Nick Willis Moving On After Olympic Disappointment
By David Monti (c) 2013 Race Results Weekly, all rights reserved April 13, 2013 BOSTON — When Nick Willis left the track at London’s Olympic Stadium last August he was beyond crestfallen. The silver medalist at 1500m in Beijing four years before couldn’t believe he had finished a distant ninth. Despite positioning himself well throughout […]
By David Monti
(c) 2013 Race Results Weekly, all rights reserved
April 13, 2013
BOSTON — When Nick Willis left the track at London’s Olympic Stadium last August he was beyond crestfallen. The silver medalist at 1500m in Beijing four years before couldn’t believe he had finished a distant ninth. Despite positioning himself well throughout the race, his usually fierce kick had failed him.
“You are really only as good as your last race,” Willis told reporters at a press conference here yesterday. “I had some success in 2008 then went through a few seasons of injury, and these last Olympics were quite a disappointment for me. I was one of the favorites, but in the final I basically crumbled.”
Willis, 29, the former NCAA champion for the University of Michigan who ran the New Zealand 1500m record of 3:30.35 just two weeks before the Olympics, had trouble shaking off his defeat.
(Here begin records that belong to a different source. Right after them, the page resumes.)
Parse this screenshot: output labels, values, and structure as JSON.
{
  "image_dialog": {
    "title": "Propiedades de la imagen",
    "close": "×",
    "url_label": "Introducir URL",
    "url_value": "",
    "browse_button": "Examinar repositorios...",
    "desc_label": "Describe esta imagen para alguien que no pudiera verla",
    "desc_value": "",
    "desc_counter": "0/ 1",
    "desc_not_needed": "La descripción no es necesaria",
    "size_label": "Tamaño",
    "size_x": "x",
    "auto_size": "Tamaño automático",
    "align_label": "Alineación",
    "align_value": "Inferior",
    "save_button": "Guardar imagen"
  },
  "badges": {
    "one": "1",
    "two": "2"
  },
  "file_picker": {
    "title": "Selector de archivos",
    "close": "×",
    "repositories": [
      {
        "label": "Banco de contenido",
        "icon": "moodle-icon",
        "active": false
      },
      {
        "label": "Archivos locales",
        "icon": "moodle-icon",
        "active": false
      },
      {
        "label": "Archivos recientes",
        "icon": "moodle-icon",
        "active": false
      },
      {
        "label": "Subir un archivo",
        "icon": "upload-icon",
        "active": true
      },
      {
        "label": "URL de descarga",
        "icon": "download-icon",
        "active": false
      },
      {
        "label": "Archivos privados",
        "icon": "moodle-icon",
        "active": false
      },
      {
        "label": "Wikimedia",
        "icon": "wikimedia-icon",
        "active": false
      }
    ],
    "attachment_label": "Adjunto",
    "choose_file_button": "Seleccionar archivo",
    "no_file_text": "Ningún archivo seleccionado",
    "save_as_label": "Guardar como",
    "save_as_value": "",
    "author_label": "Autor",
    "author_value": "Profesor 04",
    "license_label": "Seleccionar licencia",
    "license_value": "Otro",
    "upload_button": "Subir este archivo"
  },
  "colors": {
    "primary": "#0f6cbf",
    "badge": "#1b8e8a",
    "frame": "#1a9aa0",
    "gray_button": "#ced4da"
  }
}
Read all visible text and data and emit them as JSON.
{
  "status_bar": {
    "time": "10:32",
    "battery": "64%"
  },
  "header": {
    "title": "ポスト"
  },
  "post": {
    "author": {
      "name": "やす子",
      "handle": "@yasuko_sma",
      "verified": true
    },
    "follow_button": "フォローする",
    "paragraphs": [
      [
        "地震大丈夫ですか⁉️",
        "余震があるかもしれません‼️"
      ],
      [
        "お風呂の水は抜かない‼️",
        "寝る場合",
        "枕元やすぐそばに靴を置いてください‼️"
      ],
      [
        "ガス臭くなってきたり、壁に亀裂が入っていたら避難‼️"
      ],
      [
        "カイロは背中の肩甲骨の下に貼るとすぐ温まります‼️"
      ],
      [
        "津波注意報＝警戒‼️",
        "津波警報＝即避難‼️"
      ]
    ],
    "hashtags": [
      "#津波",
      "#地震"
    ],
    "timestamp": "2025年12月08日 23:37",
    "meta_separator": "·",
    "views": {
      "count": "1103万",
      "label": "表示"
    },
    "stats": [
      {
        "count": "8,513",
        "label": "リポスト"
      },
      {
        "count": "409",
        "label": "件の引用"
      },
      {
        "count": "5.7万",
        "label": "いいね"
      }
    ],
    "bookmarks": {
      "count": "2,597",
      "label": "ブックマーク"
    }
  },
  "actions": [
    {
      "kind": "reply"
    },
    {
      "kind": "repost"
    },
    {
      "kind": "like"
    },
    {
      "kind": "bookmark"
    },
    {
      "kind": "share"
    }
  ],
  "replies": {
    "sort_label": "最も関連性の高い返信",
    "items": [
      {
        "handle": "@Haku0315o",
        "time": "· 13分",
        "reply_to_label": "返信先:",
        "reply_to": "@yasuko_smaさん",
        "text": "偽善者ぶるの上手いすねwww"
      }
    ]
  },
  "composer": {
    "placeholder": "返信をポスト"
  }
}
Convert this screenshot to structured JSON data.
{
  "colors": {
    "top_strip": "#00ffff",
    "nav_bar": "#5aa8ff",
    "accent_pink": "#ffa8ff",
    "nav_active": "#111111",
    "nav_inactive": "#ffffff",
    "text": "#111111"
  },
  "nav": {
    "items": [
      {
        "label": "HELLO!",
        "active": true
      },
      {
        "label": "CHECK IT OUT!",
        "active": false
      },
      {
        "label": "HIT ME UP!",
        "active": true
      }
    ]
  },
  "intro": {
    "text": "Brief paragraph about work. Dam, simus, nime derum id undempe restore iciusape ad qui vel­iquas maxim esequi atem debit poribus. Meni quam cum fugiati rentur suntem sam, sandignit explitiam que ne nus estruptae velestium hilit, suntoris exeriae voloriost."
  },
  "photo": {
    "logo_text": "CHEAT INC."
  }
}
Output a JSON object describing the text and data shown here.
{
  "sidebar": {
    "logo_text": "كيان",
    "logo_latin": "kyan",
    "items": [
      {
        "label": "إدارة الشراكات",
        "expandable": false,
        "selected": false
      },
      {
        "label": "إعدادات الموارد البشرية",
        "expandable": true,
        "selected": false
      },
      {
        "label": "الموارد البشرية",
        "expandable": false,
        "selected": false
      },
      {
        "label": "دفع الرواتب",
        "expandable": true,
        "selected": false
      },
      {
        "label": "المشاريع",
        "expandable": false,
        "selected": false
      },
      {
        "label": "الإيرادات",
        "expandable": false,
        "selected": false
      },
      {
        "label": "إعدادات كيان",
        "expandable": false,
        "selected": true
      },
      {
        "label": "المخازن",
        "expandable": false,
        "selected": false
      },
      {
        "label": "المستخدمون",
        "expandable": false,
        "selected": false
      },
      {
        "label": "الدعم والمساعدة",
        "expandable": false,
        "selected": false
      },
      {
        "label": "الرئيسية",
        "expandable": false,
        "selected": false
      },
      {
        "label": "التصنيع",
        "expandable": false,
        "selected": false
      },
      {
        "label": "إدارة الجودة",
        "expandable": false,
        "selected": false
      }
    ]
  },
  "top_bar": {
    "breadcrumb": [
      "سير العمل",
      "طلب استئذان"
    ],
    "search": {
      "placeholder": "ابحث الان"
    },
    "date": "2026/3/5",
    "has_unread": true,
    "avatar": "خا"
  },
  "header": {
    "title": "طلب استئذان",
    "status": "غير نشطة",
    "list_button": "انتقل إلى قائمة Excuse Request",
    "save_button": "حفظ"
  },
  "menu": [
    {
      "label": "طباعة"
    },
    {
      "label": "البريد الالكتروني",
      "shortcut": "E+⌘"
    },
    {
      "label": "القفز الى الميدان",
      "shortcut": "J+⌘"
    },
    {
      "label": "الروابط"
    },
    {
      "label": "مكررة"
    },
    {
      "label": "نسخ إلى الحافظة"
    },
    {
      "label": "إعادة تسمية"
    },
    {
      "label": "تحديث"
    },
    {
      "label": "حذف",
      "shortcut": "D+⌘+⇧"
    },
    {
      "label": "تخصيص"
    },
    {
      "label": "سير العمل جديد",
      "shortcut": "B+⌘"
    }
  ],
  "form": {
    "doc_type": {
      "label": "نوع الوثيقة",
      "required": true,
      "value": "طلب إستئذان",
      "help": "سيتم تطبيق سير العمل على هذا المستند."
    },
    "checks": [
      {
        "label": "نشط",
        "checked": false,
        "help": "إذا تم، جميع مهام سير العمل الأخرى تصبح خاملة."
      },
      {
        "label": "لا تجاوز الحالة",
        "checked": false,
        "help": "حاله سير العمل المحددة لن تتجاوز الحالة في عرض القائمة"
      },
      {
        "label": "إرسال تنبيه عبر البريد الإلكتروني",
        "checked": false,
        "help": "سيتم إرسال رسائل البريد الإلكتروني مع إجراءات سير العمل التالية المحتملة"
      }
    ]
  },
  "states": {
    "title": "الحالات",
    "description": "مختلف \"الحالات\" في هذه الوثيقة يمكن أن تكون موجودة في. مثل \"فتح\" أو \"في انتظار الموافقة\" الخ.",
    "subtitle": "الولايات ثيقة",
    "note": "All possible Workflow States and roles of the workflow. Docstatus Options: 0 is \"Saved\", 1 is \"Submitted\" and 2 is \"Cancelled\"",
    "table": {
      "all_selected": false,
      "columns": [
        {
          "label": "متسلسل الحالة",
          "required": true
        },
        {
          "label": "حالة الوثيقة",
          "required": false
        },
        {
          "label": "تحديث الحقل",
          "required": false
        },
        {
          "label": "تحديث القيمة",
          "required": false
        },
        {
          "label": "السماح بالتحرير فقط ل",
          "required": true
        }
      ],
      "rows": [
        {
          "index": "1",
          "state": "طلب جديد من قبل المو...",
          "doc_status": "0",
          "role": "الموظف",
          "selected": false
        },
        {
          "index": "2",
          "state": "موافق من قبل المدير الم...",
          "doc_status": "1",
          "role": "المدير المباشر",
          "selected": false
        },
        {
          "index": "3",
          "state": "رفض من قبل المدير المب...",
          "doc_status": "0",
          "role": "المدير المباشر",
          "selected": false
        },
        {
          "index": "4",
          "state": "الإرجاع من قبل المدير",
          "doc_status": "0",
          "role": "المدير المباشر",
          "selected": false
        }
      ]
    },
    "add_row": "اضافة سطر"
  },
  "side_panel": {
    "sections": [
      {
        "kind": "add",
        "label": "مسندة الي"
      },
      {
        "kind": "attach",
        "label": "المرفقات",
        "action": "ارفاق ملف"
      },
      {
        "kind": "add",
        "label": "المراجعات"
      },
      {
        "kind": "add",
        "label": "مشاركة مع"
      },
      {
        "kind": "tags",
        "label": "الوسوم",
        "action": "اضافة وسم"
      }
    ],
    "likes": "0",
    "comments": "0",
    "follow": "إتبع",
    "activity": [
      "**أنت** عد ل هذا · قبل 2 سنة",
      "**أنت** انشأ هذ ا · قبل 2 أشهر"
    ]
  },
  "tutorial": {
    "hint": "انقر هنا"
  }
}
He ran just three more races after the Olympics, then shut down his season in early September. He was still mulling over what had happened in London, and he was short on answers and motivation. He had been so fit and confident going into the Games, and was in fifth position on the inside at the bell, but faltered when eventual winner Taoufik Makhloufi of Algeria began his long sprint on the backstretch.
“We were all really disappointed for him, not in him,” his wife Sierra told Race Results Weekly here yesterday. “A lot of people would say ninth isn’t a bad place to be, and it’s not. But with him you knew he would be really disappointed with that.” She added: “We gave him hugs and told him we were proud of him. He really didn’t want to talk about it right then. I think that’s sort of been his process of working through things.”
Here for the B.A.A. Invitational Mile on Sunday, a three-lap road race the streets of Boston’s Back Bay neighborhood, Willis said it took months for him to restore both his confidence, fitness and usual intensity. He and Sierra, who is pregnant with their first child, spent the winter in New Zealand surrounded by Willis’s family, and slowly Willis began to feel like himself again.
“I really had to go back to the drawing board and decide what do I love about this sport most of all because I was quite disillusioned,” he admitted. “My dog took me out running every day. He just kept on barking, and I would take him to the trails and I found a great love and passion for the sport again.”
Skipping the indoor season in the northern hemisphere, Willis did six different events in New Zealand and Australia in January, February and March, winning every race, albeit against mostly middling competition. His fitness is good. He is the early world leader at 1500m (3:34.68) and the mile (3:58.09), and said he is excited to get in some strong races in North American before Sierra gives birth in June.
“I really found a love for racing,” Willis said of his winter season. He continued: “It really wasn’t until a month ago when one of my advisers in New Zealand highly encouraged me to sit for a “60 Minutes” type interview, and actually lay out the whole process. He said it would be just as much for myself as for the New Zealand audience who wanted to know what happened. It really did release a lot of the burden.”
After the interview, Willis was able to do something he hadn’t done in months: actually watch his Olympic race.
“I finally watched the race again after the interview; before I couldn’t,” he admitted. “I watch heaps of YouTube track, all of the time. That’s the one race I couldn’t watch again.”